EXERCISE DIRECTIONS: Please repeat the whole listing exactly, but leave the pictures out.

SOURCE DATA:

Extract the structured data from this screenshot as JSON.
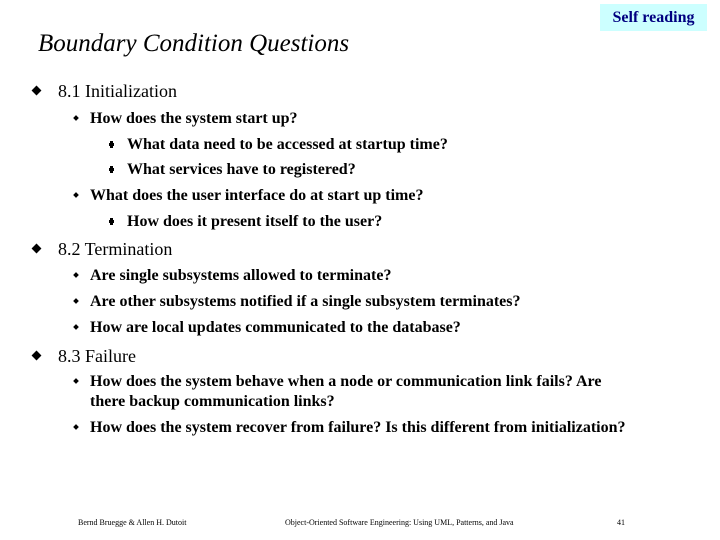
{
  "badge": "Self reading",
  "title": "Boundary Condition Questions",
  "sections": [
    {
      "label": "8.1 Initialization",
      "items": [
        {
          "text": "How does the system start up?",
          "subitems": [
            "What data need to be accessed at startup time?",
            "What services have to registered?"
          ]
        },
        {
          "text": "What does the user interface do at start up time?",
          "subitems": [
            "How does it present itself to the user?"
          ]
        }
      ]
    },
    {
      "label": "8.2 Termination",
      "items": [
        {
          "text": "Are single subsystems allowed to terminate?"
        },
        {
          "text": "Are other subsystems notified if a single subsystem terminates?"
        },
        {
          "text": "How are local updates communicated to the database?"
        }
      ]
    },
    {
      "label": "8.3 Failure",
      "items": [
        {
          "text": "How does the system behave when a node or communication link fails? Are",
          "text_cont": "there backup communication links?"
        },
        {
          "text": "How does the system recover from failure? Is this different from initialization?"
        }
      ]
    }
  ],
  "footer": {
    "authors": "Bernd Bruegge & Allen H. Dutoit",
    "book": "Object-Oriented Software Engineering: Using UML, Patterns, and Java",
    "page": "41"
  }
}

SOLUTION TO THE PROBLEM:
Extract the structured data from this screenshot as JSON.
{
  "badge": "Self reading",
  "title": "Boundary Condition Questions",
  "sections": [
    {
      "label": "8.1 Initialization",
      "items": [
        {
          "text": "How does the system start up?",
          "subitems": [
            "What data need to be accessed at startup time?",
            "What services have to registered?"
          ]
        },
        {
          "text": "What does the user interface do at start up time?",
          "subitems": [
            "How does it present itself to the user?"
          ]
        }
      ]
    },
    {
      "label": "8.2 Termination",
      "items": [
        {
          "text": "Are single subsystems allowed to terminate?"
        },
        {
          "text": "Are other subsystems notified if a single subsystem terminates?"
        },
        {
          "text": "How are local updates communicated to the database?"
        }
      ]
    },
    {
      "label": "8.3 Failure",
      "items": [
        {
          "text": "How does the system behave when a node or communication link fails? Are",
          "text_cont": "there backup communication links?"
        },
        {
          "text": "How does the system recover from failure? Is this different from initialization?"
        }
      ]
    }
  ],
  "footer": {
    "authors": "Bernd Bruegge & Allen H. Dutoit",
    "book": "Object-Oriented Software Engineering: Using UML, Patterns, and Java",
    "page": "41"
  }
}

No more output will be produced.